“I want to make sure that when I get in that huddle and I’m talking to these guys, that they know that I know what I’m doing and I’m ready to go,” Warner said. “I’m the one who’s going to set the tone in the huddle before the play even happens.”

Former 49ers lineman Keith Fahnhorst, 66, passes away


Former 49ers lineman Keith Fahnhorst, 66, passes away

Keith Fahnhorst, who played 14 seasons with the San Francisco 49ers and started on two Super Bowl-winning teams, died on Tuesday. He was 66.

Fahnhorst was among a large group of players from the 49ers’ first Super Bowl championship team that gathered at Levi’s Stadium in October in a celebration of Dwight Clark. Fahnhorst and Clark were teammates for the 49ers’ Super Bowl-titlle teams of 1981 and 1984. Clark passed away on June 6 from ALS.
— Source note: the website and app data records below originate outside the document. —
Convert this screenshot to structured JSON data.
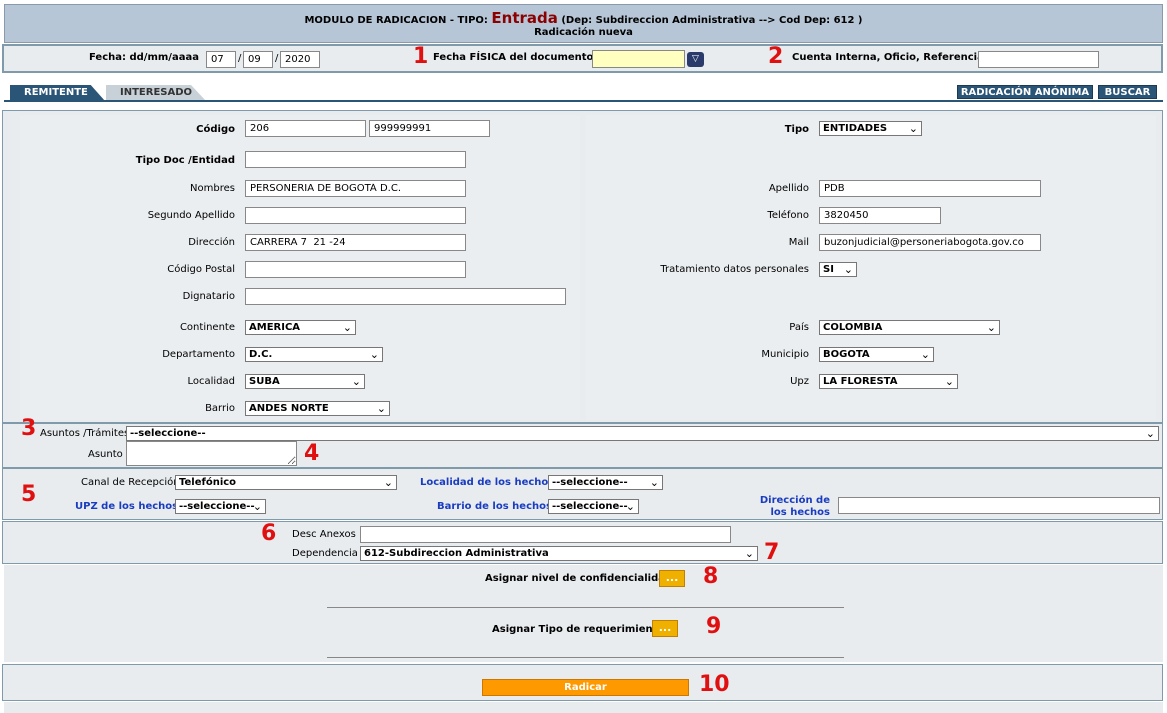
{
  "header": {
    "prefix": "MODULO DE RADICACION - TIPO:",
    "tipo": "Entrada",
    "dep": "(Dep: Subdireccion Administrativa --> Cod Dep: 612 )",
    "subtitle": "Radicación nueva"
  },
  "fecha": {
    "label": "Fecha: dd/mm/aaaa",
    "day": "07",
    "month": "09",
    "year": "2020",
    "sep": "/",
    "fisica_label": "Fecha FÍSICA del documento",
    "fisica_value": "",
    "cuenta_label": "Cuenta Interna, Oficio, Referencia",
    "cuenta_value": ""
  },
  "tabs": {
    "remitente": "REMITENTE",
    "interesado": "INTERESADO"
  },
  "actions": {
    "anonima": "RADICACIÓN ANÓNIMA",
    "buscar": "BUSCAR"
  },
  "remitente": {
    "codigo_label": "Código",
    "codigo1": "206",
    "codigo2": "999999991",
    "tipo_label": "Tipo",
    "tipo_value": "ENTIDADES",
    "tipodoc_label": "Tipo Doc /Entidad",
    "tipodoc_value": "",
    "nombres_label": "Nombres",
    "nombres_value": "PERSONERIA DE BOGOTÁ D.C.",
    "apellido_label": "Apellido",
    "apellido_value": "PDB",
    "segundo_label": "Segundo Apellido",
    "segundo_value": "",
    "telefono_label": "Teléfono",
    "telefono_value": "3820450",
    "direccion_label": "Dirección",
    "direccion_value": "CARRERA 7  21 -24",
    "mail_label": "Mail",
    "mail_value": "buzonjudicial@personeriabogota.gov.co",
    "postal_label": "Código Postal",
    "postal_value": "",
    "tratamiento_label": "Tratamiento datos personales",
    "tratamiento_value": "SI",
    "dignatario_label": "Dignatario",
    "dignatario_value": "",
    "continente_label": "Continente",
    "continente_value": "AMERICA",
    "pais_label": "País",
    "pais_value": "COLOMBIA",
    "departamento_label": "Departamento",
    "departamento_value": "D.C.",
    "municipio_label": "Municipio",
    "municipio_value": "BOGOTA",
    "localidad_label": "Localidad",
    "localidad_value": "SUBA",
    "upz_label": "Upz",
    "upz_value": "LA FLORESTA",
    "barrio_label": "Barrio",
    "barrio_value": "ANDES NORTE"
  },
  "asuntos": {
    "label": "Asuntos /Trámites",
    "value": "--seleccione--",
    "asunto_label": "Asunto",
    "asunto_value": ""
  },
  "hechos": {
    "canal_label": "Canal de Recepción",
    "canal_value": "Telefónico",
    "localidad_label": "Localidad de los hechos",
    "localidad_value": "--seleccione--",
    "upz_label": "UPZ de los hechos",
    "upz_value": "--seleccione--",
    "barrio_label": "Barrio de los hechos",
    "barrio_value": "--seleccione--",
    "direccion_label_1": "Dirección de",
    "direccion_label_2": "los hechos",
    "direccion_value": ""
  },
  "anexos": {
    "desc_label": "Desc Anexos",
    "desc_value": "",
    "dependencia_label": "Dependencia",
    "dependencia_value": "612-Subdireccion Administrativa"
  },
  "confidencialidad": {
    "label": "Asignar nivel de confidencialidad:",
    "button": "..."
  },
  "requerimiento": {
    "label": "Asignar Tipo de requerimiento:",
    "button": "..."
  },
  "radicar": "Radicar",
  "markers": [
    "1",
    "2",
    "3",
    "4",
    "5",
    "6",
    "7",
    "8",
    "9",
    "10"
  ],
  "colors": {
    "header_bg": "#b6c6d6",
    "tipo": "#8b0000",
    "radicar": "#ff9900",
    "marker": "#e01010"
  }
}
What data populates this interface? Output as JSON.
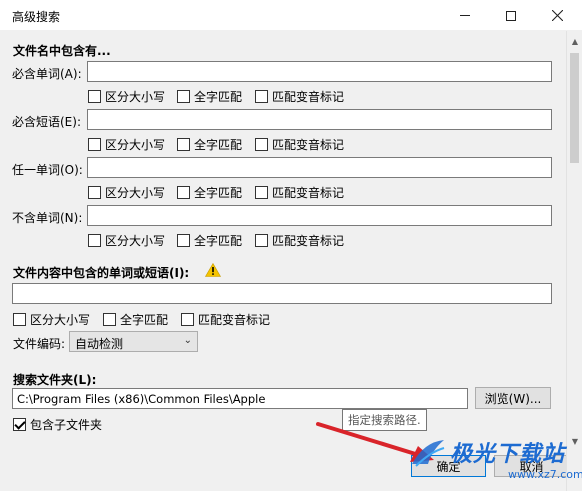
{
  "window": {
    "title": "高级搜索",
    "minimize_icon": "minimize-icon",
    "maximize_icon": "maximize-icon",
    "close_icon": "close-icon"
  },
  "filename_section": {
    "heading": "文件名中包含有...",
    "rows": [
      {
        "label": "必含单词(A):",
        "value": "",
        "options": [
          "区分大小写",
          "全字匹配",
          "匹配变音标记"
        ]
      },
      {
        "label": "必含短语(E):",
        "value": "",
        "options": [
          "区分大小写",
          "全字匹配",
          "匹配变音标记"
        ]
      },
      {
        "label": "任一单词(O):",
        "value": "",
        "options": [
          "区分大小写",
          "全字匹配",
          "匹配变音标记"
        ]
      },
      {
        "label": "不含单词(N):",
        "value": "",
        "options": [
          "区分大小写",
          "全字匹配",
          "匹配变音标记"
        ]
      }
    ]
  },
  "content_section": {
    "heading": "文件内容中包含的单词或短语(I):",
    "warning_icon": "warning-icon",
    "value": "",
    "options": [
      "区分大小写",
      "全字匹配",
      "匹配变音标记"
    ],
    "encoding_label": "文件编码:",
    "encoding_value": "自动检测"
  },
  "folder_section": {
    "heading": "搜索文件夹(L):",
    "path": "C:\\Program Files (x86)\\Common Files\\Apple",
    "browse_label": "浏览(W)...",
    "include_subfolders_label": "包含子文件夹",
    "include_subfolders_checked": true
  },
  "tooltip": "指定搜索路径.",
  "footer": {
    "ok_label": "确定",
    "cancel_label": "取消"
  },
  "watermark": {
    "text": "极光下载站",
    "url": "www.xz7.com"
  },
  "colors": {
    "dialog_bg": "#f0f0f0",
    "warning": "#f5c400",
    "accent": "#0078d7",
    "annotation_arrow": "#d9242a"
  }
}
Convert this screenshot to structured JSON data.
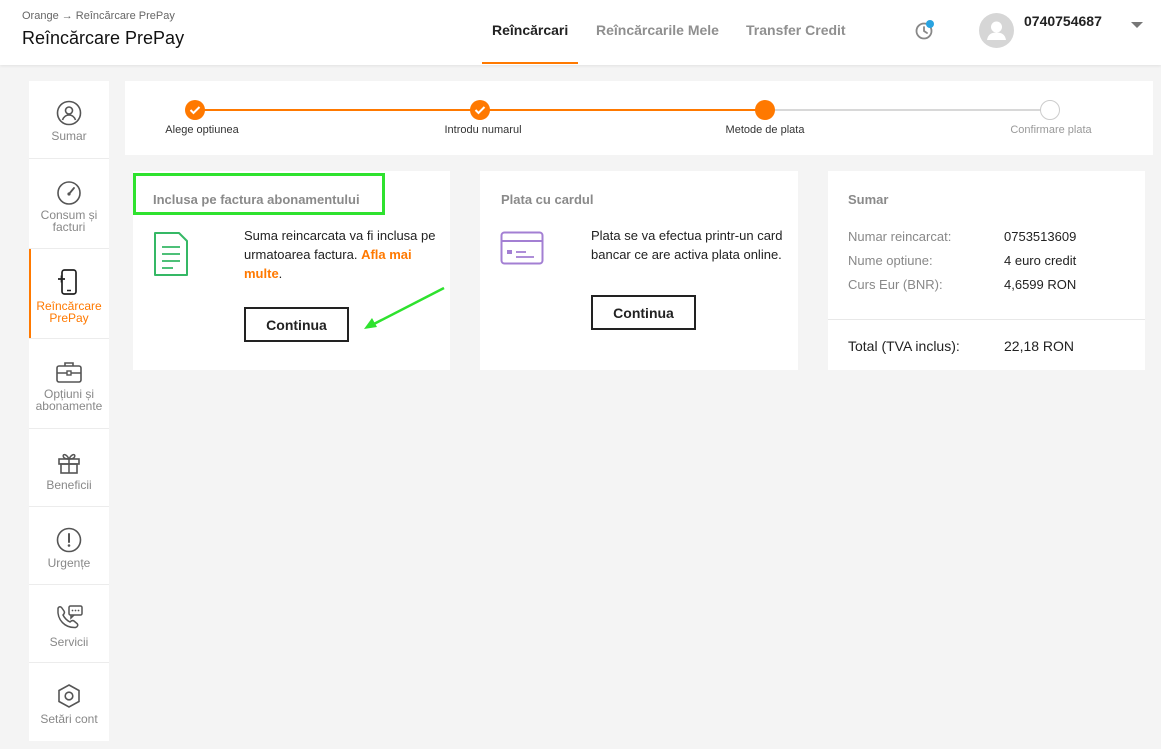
{
  "header": {
    "breadcrumb": "Orange → Reîncărcare PrePay",
    "title": "Reîncărcare PrePay",
    "tabs": [
      {
        "label": "Reîncărcari",
        "active": true
      },
      {
        "label": "Reîncărcarile Mele",
        "active": false
      },
      {
        "label": "Transfer Credit",
        "active": false
      }
    ],
    "phone_number": "0740754687",
    "icons": {
      "history": "clock-icon",
      "avatar": "user-avatar-icon",
      "menu": "caret-down-icon"
    }
  },
  "sidebar": {
    "items": [
      {
        "label": "Sumar",
        "icon": "user-circle-icon",
        "active": false
      },
      {
        "label": "Consum și facturi",
        "icon": "gauge-icon",
        "active": false
      },
      {
        "label": "Reîncărcare PrePay",
        "icon": "phone-plus-icon",
        "active": true
      },
      {
        "label": "Opțiuni și abonamente",
        "icon": "briefcase-icon",
        "active": false
      },
      {
        "label": "Beneficii",
        "icon": "gift-icon",
        "active": false
      },
      {
        "label": "Urgențe",
        "icon": "alert-icon",
        "active": false
      },
      {
        "label": "Servicii",
        "icon": "phone-chat-icon",
        "active": false
      },
      {
        "label": "Setări cont",
        "icon": "hexagon-settings-icon",
        "active": false
      }
    ]
  },
  "stepper": {
    "steps": [
      {
        "label": "Alege optiunea",
        "state": "done"
      },
      {
        "label": "Introdu numarul",
        "state": "done"
      },
      {
        "label": "Metode de plata",
        "state": "current"
      },
      {
        "label": "Confirmare plata",
        "state": "todo"
      }
    ]
  },
  "cards": {
    "invoice": {
      "title": "Inclusa pe factura abonamentului",
      "text": "Suma reincarcata va fi inclusa pe urmatoarea factura. ",
      "link": "Afla mai multe",
      "text_end": ".",
      "button": "Continua",
      "icon": "invoice-document-icon"
    },
    "card": {
      "title": "Plata cu cardul",
      "text": "Plata se va efectua printr-un card bancar ce are activa plata online.",
      "button": "Continua",
      "icon": "credit-card-icon"
    },
    "summary": {
      "title": "Sumar",
      "rows": [
        {
          "label": "Numar reincarcat:",
          "value": "0753513609"
        },
        {
          "label": "Nume optiune:",
          "value": "4 euro credit"
        },
        {
          "label": "Curs Eur (BNR):",
          "value": "4,6599 RON"
        }
      ],
      "total_label": "Total (TVA inclus):",
      "total_value": "22,18 RON"
    }
  },
  "colors": {
    "accent": "#ff7900",
    "highlight": "#2ee22e",
    "invoice_icon": "#35b865",
    "card_icon": "#a37fd3"
  }
}
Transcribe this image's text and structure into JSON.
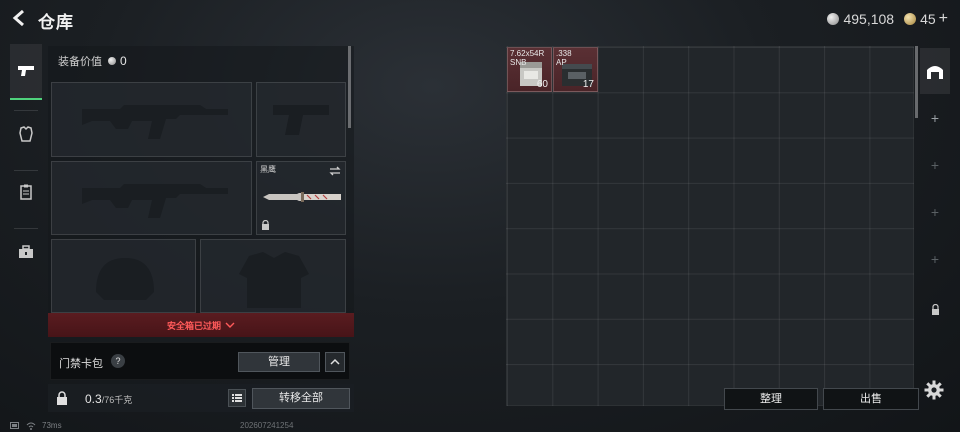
{
  "header": {
    "title": "仓库",
    "silver_amount": "495,108",
    "gold_amount": "45",
    "gold_add": "+"
  },
  "sidebar": {
    "tabs": [
      {
        "icon": "pistol-icon",
        "active": true
      },
      {
        "icon": "armor-icon",
        "active": false
      },
      {
        "icon": "clipboard-icon",
        "active": false
      },
      {
        "icon": "toolbox-icon",
        "active": false
      }
    ]
  },
  "equipment": {
    "value_label": "装备价值",
    "value_amount": "0",
    "knife_name": "黑鹰",
    "slots": [
      "primary-weapon-slot",
      "pistol-slot",
      "secondary-weapon-slot",
      "melee-slot",
      "helmet-slot",
      "armor-slot"
    ]
  },
  "secure_case": {
    "banner_text": "安全箱已过期"
  },
  "keycard": {
    "label": "门禁卡包",
    "help": "?",
    "manage_label": "管理"
  },
  "weight": {
    "current": "0.3",
    "capacity": "/76千克",
    "transfer_label": "转移全部"
  },
  "stash": {
    "items": [
      {
        "name": "7.62x54R\nSNB",
        "count": "60"
      },
      {
        "name": ".338\nAP",
        "count": "17"
      }
    ],
    "sort_label": "整理",
    "sell_label": "出售"
  },
  "right_tabs": {
    "plus": "+"
  },
  "status": {
    "latency": "73ms",
    "build": "202607241254"
  },
  "colors": {
    "accent_green": "#4fd27c",
    "warning_red": "#ff5a5a",
    "item_background": "#5a3034"
  }
}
Fahnhorst, who was in a wheelchair during his trip to the Bay Area last season, battled many physical ailments since his career ended in 1987. He was diagnosed with polycystic kidney disease and underwent a kidney transplant in 2002. Fahnhorst was also later diagnosed with primary progressive multiple sclerosis.

A second-round draft pick of the 49ers in 1974 from the University of Minnesota, Fahnhorst was a mainstay at right tackle as the organization struggled in the mid-to-late 1970s, then found success in the 1980s under coach Bill Walsh.

“Everybody knew they could count on Keith,” Walsh said in the 2005 book, “San Francisco 49ers: Where Have Gone?”

Fahnhorst appeared in 193 regular-season games, ranking behind only Len Rohde among offensive linemen in 49ers history. He started 170 games, including all 10 postseason games in which he appeared. He was named to the NFC Pro Bowl team and was selected as a first-team All-Pro after the 1984 season. He was a two-time winner of the Bobb McKittrick Award for best representing the courage, intensity and sacrifice displayed by the longtime 49ers offensive line coach.

Keith Fahnhorst and his younger brother, Jim, were 49ers teammates for the final four years of Keith’s career. Jim Fahnhorst, a linebacker, played for the 49ers from 1984 to 1990. Neither Keith nor Jim Fahnhorst played for any NFL team other than the 49ers.